[Dataset rows describing interfaces]
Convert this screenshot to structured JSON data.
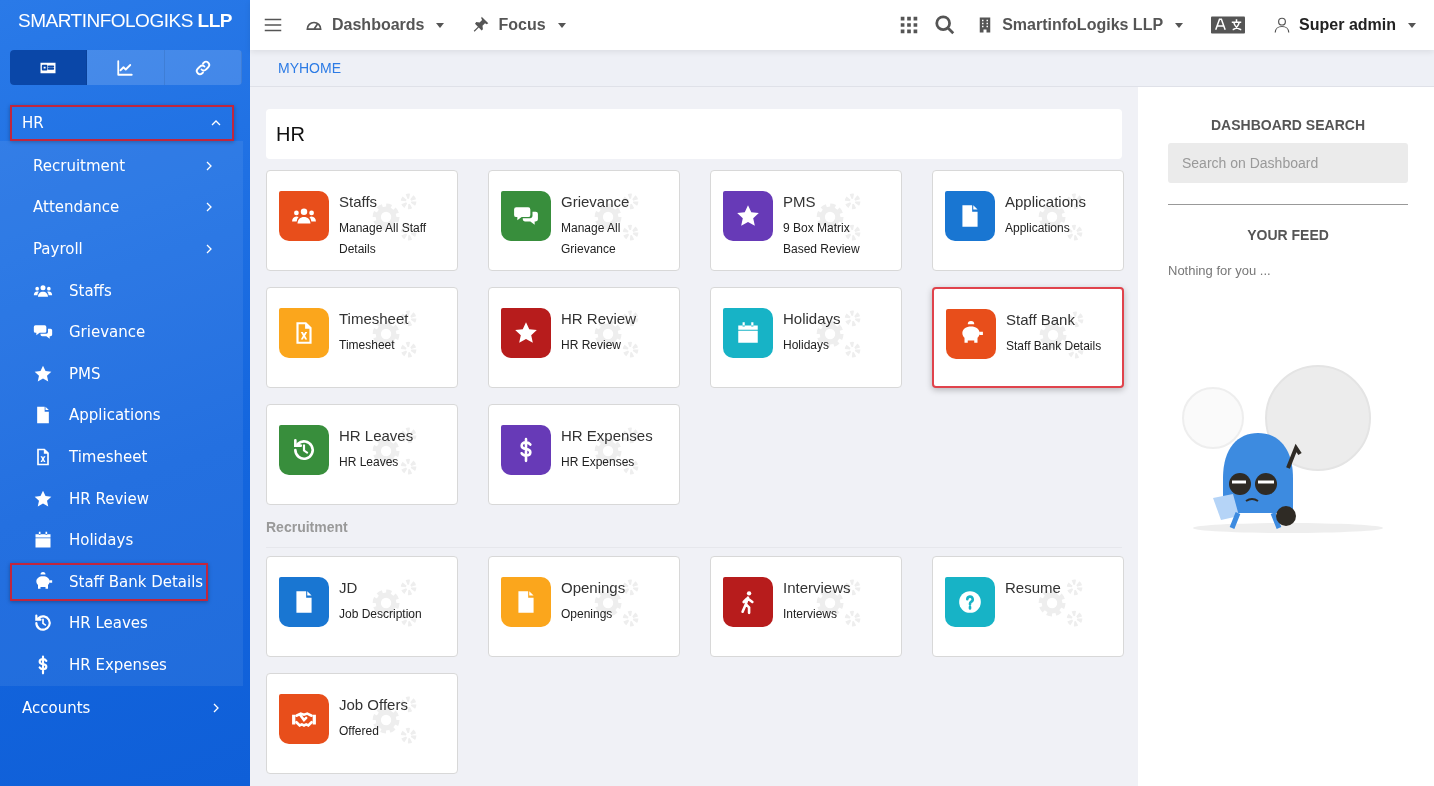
{
  "sidebar": {
    "brand": "SMARTINFOLOGIKS **LLP**",
    "tabs": [
      {
        "selected": true
      },
      {
        "selected": false
      },
      {
        "selected": false
      }
    ],
    "menu": [
      {
        "label": "HR",
        "expanded": true,
        "highlighted": true,
        "children": [
          {
            "label": "Recruitment",
            "kind": "group",
            "highlighted": false
          },
          {
            "label": "Attendance",
            "kind": "group",
            "highlighted": false
          },
          {
            "label": "Payroll",
            "kind": "group",
            "highlighted": false
          },
          {
            "label": "Staffs",
            "kind": "link",
            "highlighted": false
          },
          {
            "label": "Grievance",
            "kind": "link",
            "highlighted": false
          },
          {
            "label": "PMS",
            "kind": "link",
            "highlighted": false
          },
          {
            "label": "Applications",
            "kind": "link",
            "highlighted": false
          },
          {
            "label": "Timesheet",
            "kind": "link",
            "highlighted": false
          },
          {
            "label": "HR Review",
            "kind": "link",
            "highlighted": false
          },
          {
            "label": "Holidays",
            "kind": "link",
            "highlighted": false
          },
          {
            "label": "Staff Bank Details",
            "kind": "link",
            "highlighted": true
          },
          {
            "label": "HR Leaves",
            "kind": "link",
            "highlighted": false
          },
          {
            "label": "HR Expenses",
            "kind": "link",
            "highlighted": false
          }
        ]
      },
      {
        "label": "Accounts",
        "expanded": false,
        "highlighted": false
      }
    ]
  },
  "topbar": {
    "menus": [
      {
        "label": "Dashboards"
      },
      {
        "label": "Focus"
      }
    ],
    "company": "SmartinfoLogiks LLP",
    "user": "Super admin"
  },
  "breadcrumb": "MYHOME",
  "sections": [
    {
      "title": "HR",
      "kind": "panel",
      "cards": [
        {
          "title": "Staffs",
          "description": "Manage All Staff Details",
          "color": "#e84e1b",
          "highlighted": false
        },
        {
          "title": "Grievance",
          "description": "Manage All Grievance",
          "color": "#388e3c",
          "highlighted": false
        },
        {
          "title": "PMS",
          "description": "9 Box Matrix Based Review",
          "color": "#673ab7",
          "highlighted": false
        },
        {
          "title": "Applications",
          "description": "Applications",
          "color": "#1976d2",
          "highlighted": false
        },
        {
          "title": "Timesheet",
          "description": "Timesheet",
          "color": "#fba61c",
          "highlighted": false
        },
        {
          "title": "HR Review",
          "description": "HR Review",
          "color": "#b71c1c",
          "highlighted": false
        },
        {
          "title": "Holidays",
          "description": "Holidays",
          "color": "#17b3c6",
          "highlighted": false
        },
        {
          "title": "Staff Bank",
          "description": "Staff Bank Details",
          "color": "#e84e1b",
          "highlighted": true
        },
        {
          "title": "HR Leaves",
          "description": "HR Leaves",
          "color": "#388e3c",
          "highlighted": false
        },
        {
          "title": "HR Expenses",
          "description": "HR Expenses",
          "color": "#673ab7",
          "highlighted": false
        }
      ]
    },
    {
      "title": "Recruitment",
      "kind": "plain",
      "cards": [
        {
          "title": "JD",
          "description": "Job Description",
          "color": "#1976d2",
          "highlighted": false
        },
        {
          "title": "Openings",
          "description": "Openings",
          "color": "#fba61c",
          "highlighted": false
        },
        {
          "title": "Interviews",
          "description": "Interviews",
          "color": "#b71c1c",
          "highlighted": false
        },
        {
          "title": "Resume",
          "color": "#17b3c6",
          "highlighted": false
        },
        {
          "title": "Job Offers",
          "description": "Offered",
          "color": "#e84e1b",
          "highlighted": false
        }
      ]
    }
  ],
  "right_panel": {
    "search_title": "DASHBOARD SEARCH",
    "search_placeholder": "Search on Dashboard",
    "feed_title": "YOUR FEED",
    "feed_empty": "Nothing for you ..."
  }
}
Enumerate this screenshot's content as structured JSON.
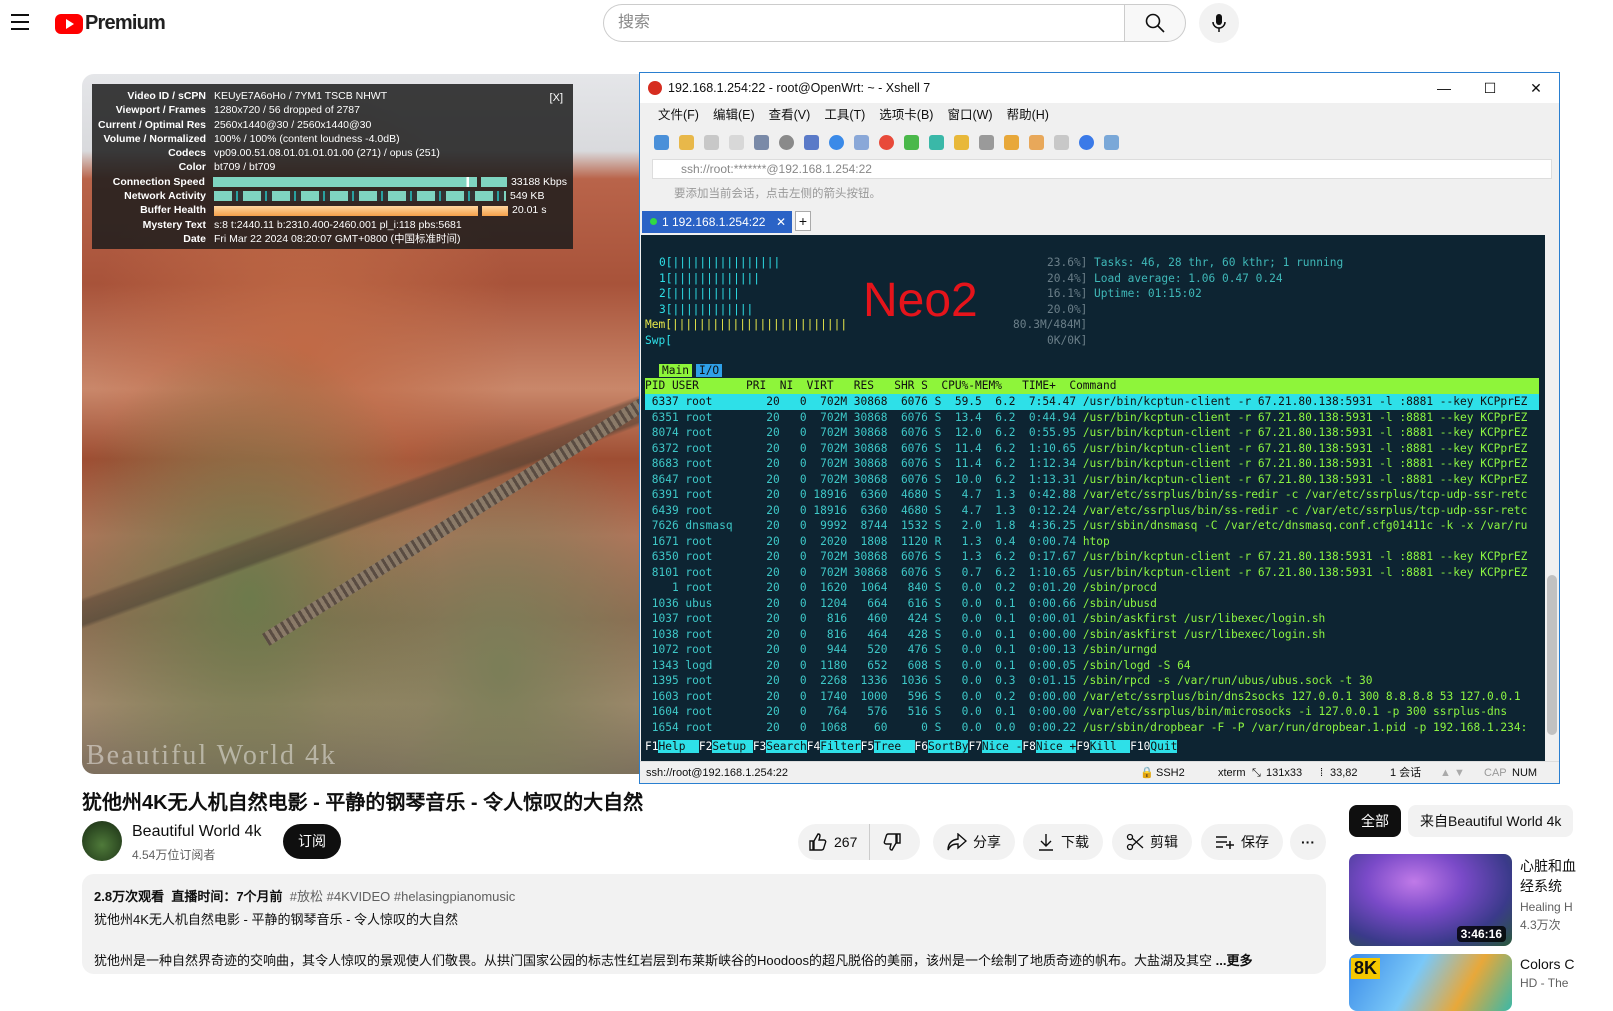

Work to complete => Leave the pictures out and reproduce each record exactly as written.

Result of this exercise =>
Convert this screenshot to structured JSON data.
{
  "sidebar": {
    "brand": "SMARTINFOLOGIKS **LLP**",
    "tabs": [
      {
        "selected": true
      },
      {
        "selected": false
      },
      {
        "selected": false
      }
    ],
    "menu": [
      {
        "label": "HR",
        "expanded": true,
        "highlighted": true,
        "children": [
          {
            "label": "Recruitment",
            "kind": "group",
            "highlighted": false
          },
          {
            "label": "Attendance",
            "kind": "group",
            "highlighted": false
          },
          {
            "label": "Payroll",
            "kind": "group",
            "highlighted": false
          },
          {
            "label": "Staffs",
            "kind": "link",
            "highlighted": false
          },
          {
            "label": "Grievance",
            "kind": "link",
            "highlighted": false
          },
          {
            "label": "PMS",
            "kind": "link",
            "highlighted": false
          },
          {
            "label": "Applications",
            "kind": "link",
            "highlighted": false
          },
          {
            "label": "Timesheet",
            "kind": "link",
            "highlighted": false
          },
          {
            "label": "HR Review",
            "kind": "link",
            "highlighted": false
          },
          {
            "label": "Holidays",
            "kind": "link",
            "highlighted": false
          },
          {
            "label": "Staff Bank Details",
            "kind": "link",
            "highlighted": true
          },
          {
            "label": "HR Leaves",
            "kind": "link",
            "highlighted": false
          },
          {
            "label": "HR Expenses",
            "kind": "link",
            "highlighted": false
          }
        ]
      },
      {
        "label": "Accounts",
        "expanded": false,
        "highlighted": false
      }
    ]
  },
  "topbar": {
    "menus": [
      {
        "label": "Dashboards"
      },
      {
        "label": "Focus"
      }
    ],
    "company": "SmartinfoLogiks LLP",
    "user": "Super admin"
  },
  "breadcrumb": "MYHOME",
  "sections": [
    {
      "title": "HR",
      "kind": "panel",
      "cards": [
        {
          "title": "Staffs",
          "description": "Manage All Staff Details",
          "color": "#e84e1b",
          "highlighted": false
        },
        {
          "title": "Grievance",
          "description": "Manage All Grievance",
          "color": "#388e3c",
          "highlighted": false
        },
        {
          "title": "PMS",
          "description": "9 Box Matrix Based Review",
          "color": "#673ab7",
          "highlighted": false
        },
        {
          "title": "Applications",
          "description": "Applications",
          "color": "#1976d2",
          "highlighted": false
        },
        {
          "title": "Timesheet",
          "description": "Timesheet",
          "color": "#fba61c",
          "highlighted": false
        },
        {
          "title": "HR Review",
          "description": "HR Review",
          "color": "#b71c1c",
          "highlighted": false
        },
        {
          "title": "Holidays",
          "description": "Holidays",
          "color": "#17b3c6",
          "highlighted": false
        },
        {
          "title": "Staff Bank",
          "description": "Staff Bank Details",
          "color": "#e84e1b",
          "highlighted": true
        },
        {
          "title": "HR Leaves",
          "description": "HR Leaves",
          "color": "#388e3c",
          "highlighted": false
        },
        {
          "title": "HR Expenses",
          "description": "HR Expenses",
          "color": "#673ab7",
          "highlighted": false
        }
      ]
    },
    {
      "title": "Recruitment",
      "kind": "plain",
      "cards": [
        {
          "title": "JD",
          "description": "Job Description",
          "color": "#1976d2",
          "highlighted": false
        },
        {
          "title": "Openings",
          "description": "Openings",
          "color": "#fba61c",
          "highlighted": false
        },
        {
          "title": "Interviews",
          "description": "Interviews",
          "color": "#b71c1c",
          "highlighted": false
        },
        {
          "title": "Resume",
          "color": "#17b3c6",
          "highlighted": false
        },
        {
          "title": "Job Offers",
          "description": "Offered",
          "color": "#e84e1b",
          "highlighted": false
        }
      ]
    }
  ],
  "right_panel": {
    "search_title": "DASHBOARD SEARCH",
    "search_placeholder": "Search on Dashboard",
    "feed_title": "YOUR FEED",
    "feed_empty": "Nothing for you ..."
  }
}
Enumerate this screenshot's content as structured JSON.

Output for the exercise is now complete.